» **EXERCISE DESCRIPTION**
I need each line of the entries below that includes the string "JSON".
Content starts
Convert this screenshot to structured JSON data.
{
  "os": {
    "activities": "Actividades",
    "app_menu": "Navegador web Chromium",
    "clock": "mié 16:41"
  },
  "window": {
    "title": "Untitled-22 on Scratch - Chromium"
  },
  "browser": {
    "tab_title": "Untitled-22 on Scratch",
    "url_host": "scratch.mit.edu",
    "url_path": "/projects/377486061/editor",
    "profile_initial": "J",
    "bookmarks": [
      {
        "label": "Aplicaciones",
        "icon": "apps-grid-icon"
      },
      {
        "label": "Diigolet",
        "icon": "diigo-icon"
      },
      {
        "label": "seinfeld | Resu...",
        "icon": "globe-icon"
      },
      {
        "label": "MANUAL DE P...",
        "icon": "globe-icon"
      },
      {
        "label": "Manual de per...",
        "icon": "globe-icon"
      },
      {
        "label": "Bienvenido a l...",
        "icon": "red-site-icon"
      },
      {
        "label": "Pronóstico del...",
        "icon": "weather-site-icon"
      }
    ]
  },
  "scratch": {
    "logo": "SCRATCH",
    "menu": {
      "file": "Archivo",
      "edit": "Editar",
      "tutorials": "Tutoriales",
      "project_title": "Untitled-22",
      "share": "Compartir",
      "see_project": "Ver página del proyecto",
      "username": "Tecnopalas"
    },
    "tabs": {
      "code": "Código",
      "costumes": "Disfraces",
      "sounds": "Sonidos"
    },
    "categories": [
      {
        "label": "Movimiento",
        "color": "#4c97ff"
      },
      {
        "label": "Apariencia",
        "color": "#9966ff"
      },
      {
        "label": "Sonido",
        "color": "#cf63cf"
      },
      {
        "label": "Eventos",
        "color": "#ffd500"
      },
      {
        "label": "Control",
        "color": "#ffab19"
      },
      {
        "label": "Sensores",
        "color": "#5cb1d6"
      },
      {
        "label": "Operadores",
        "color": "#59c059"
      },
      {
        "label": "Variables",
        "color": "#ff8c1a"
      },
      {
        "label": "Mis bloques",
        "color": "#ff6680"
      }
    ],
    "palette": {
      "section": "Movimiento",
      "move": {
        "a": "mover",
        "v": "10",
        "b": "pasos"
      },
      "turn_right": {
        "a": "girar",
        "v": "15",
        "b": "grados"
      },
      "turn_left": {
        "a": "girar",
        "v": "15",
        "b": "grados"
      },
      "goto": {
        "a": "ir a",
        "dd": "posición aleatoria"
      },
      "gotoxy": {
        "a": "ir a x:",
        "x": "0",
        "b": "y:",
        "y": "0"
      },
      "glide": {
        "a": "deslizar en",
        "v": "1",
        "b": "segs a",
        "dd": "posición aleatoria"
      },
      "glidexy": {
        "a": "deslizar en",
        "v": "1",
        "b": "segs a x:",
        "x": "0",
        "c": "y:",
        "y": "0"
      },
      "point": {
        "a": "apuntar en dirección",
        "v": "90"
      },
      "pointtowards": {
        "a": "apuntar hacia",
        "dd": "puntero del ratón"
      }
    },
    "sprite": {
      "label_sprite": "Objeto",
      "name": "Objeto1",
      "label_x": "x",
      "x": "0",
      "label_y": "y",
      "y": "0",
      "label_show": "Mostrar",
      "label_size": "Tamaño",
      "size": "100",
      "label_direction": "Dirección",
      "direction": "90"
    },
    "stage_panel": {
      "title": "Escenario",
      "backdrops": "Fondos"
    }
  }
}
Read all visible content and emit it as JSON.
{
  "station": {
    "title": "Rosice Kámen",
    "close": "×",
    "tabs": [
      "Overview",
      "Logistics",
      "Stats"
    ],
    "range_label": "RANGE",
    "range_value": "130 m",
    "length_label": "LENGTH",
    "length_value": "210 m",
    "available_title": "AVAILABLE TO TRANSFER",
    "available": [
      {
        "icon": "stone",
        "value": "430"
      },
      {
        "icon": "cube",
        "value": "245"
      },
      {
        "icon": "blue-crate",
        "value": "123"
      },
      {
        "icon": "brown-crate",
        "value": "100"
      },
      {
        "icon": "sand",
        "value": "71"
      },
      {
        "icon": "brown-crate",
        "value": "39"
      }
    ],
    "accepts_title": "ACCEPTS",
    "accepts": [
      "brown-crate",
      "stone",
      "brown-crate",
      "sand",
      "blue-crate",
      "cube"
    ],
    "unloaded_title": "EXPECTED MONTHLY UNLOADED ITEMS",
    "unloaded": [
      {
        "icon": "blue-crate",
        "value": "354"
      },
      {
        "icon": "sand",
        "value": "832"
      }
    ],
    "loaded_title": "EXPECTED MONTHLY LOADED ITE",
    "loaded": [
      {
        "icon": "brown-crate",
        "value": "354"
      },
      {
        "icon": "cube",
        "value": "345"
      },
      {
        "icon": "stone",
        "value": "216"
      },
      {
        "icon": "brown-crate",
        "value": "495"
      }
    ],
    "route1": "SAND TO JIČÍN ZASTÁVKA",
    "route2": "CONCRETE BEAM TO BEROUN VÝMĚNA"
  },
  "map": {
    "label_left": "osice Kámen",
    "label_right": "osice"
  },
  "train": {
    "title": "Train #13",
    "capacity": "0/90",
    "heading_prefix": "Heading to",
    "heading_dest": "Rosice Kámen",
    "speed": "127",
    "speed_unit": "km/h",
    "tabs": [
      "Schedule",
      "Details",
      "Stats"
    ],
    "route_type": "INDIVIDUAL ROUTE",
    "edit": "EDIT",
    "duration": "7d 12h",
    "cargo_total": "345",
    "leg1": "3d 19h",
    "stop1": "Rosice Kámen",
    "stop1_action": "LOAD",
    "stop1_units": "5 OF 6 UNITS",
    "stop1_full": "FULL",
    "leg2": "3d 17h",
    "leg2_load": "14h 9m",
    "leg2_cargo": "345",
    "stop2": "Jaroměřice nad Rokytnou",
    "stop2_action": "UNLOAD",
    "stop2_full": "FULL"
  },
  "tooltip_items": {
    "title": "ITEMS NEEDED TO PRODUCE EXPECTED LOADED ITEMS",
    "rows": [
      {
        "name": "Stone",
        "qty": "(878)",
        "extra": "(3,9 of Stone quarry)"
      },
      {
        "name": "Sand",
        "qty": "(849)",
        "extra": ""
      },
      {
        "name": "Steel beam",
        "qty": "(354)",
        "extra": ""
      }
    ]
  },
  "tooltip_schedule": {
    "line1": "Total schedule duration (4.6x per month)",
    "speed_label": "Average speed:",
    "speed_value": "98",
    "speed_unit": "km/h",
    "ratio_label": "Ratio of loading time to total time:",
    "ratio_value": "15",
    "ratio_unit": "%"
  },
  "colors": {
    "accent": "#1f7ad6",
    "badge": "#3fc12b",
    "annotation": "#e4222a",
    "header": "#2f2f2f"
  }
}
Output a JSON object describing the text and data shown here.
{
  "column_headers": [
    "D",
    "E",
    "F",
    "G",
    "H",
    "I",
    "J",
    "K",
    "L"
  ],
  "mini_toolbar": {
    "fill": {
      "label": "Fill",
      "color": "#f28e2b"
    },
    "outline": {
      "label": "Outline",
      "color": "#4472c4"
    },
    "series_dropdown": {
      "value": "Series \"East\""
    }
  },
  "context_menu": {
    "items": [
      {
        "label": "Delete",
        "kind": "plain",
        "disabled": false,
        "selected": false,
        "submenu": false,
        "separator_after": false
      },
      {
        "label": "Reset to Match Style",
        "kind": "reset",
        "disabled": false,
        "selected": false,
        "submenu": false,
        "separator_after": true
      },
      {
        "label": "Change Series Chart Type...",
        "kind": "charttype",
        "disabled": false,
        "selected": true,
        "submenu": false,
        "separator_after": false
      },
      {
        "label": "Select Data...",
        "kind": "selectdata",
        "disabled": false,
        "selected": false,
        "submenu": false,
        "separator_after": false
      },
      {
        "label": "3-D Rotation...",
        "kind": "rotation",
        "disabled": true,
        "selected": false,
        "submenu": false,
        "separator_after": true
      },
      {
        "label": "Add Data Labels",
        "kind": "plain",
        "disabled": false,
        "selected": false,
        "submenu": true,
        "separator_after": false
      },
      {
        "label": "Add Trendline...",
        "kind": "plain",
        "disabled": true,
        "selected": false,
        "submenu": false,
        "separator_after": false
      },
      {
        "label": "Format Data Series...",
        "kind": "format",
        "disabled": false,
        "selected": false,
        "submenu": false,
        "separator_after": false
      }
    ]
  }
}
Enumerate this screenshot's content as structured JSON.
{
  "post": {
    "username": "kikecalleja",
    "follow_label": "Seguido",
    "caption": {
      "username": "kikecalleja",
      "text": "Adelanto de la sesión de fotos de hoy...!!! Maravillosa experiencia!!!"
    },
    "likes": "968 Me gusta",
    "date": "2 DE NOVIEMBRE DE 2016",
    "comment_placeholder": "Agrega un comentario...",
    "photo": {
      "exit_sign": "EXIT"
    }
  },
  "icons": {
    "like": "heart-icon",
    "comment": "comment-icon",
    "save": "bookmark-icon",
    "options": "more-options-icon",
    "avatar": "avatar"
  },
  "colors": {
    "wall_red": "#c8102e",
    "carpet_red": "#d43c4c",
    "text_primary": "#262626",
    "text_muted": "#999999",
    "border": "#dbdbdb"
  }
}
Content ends
» **ANSWER SPACE**
Convert this screenshot to structured JSON data.
Read all visible content and emit it as JSON.
Output a JSON object describing the text and data shown here.
Enumerate this screenshot's content as structured JSON.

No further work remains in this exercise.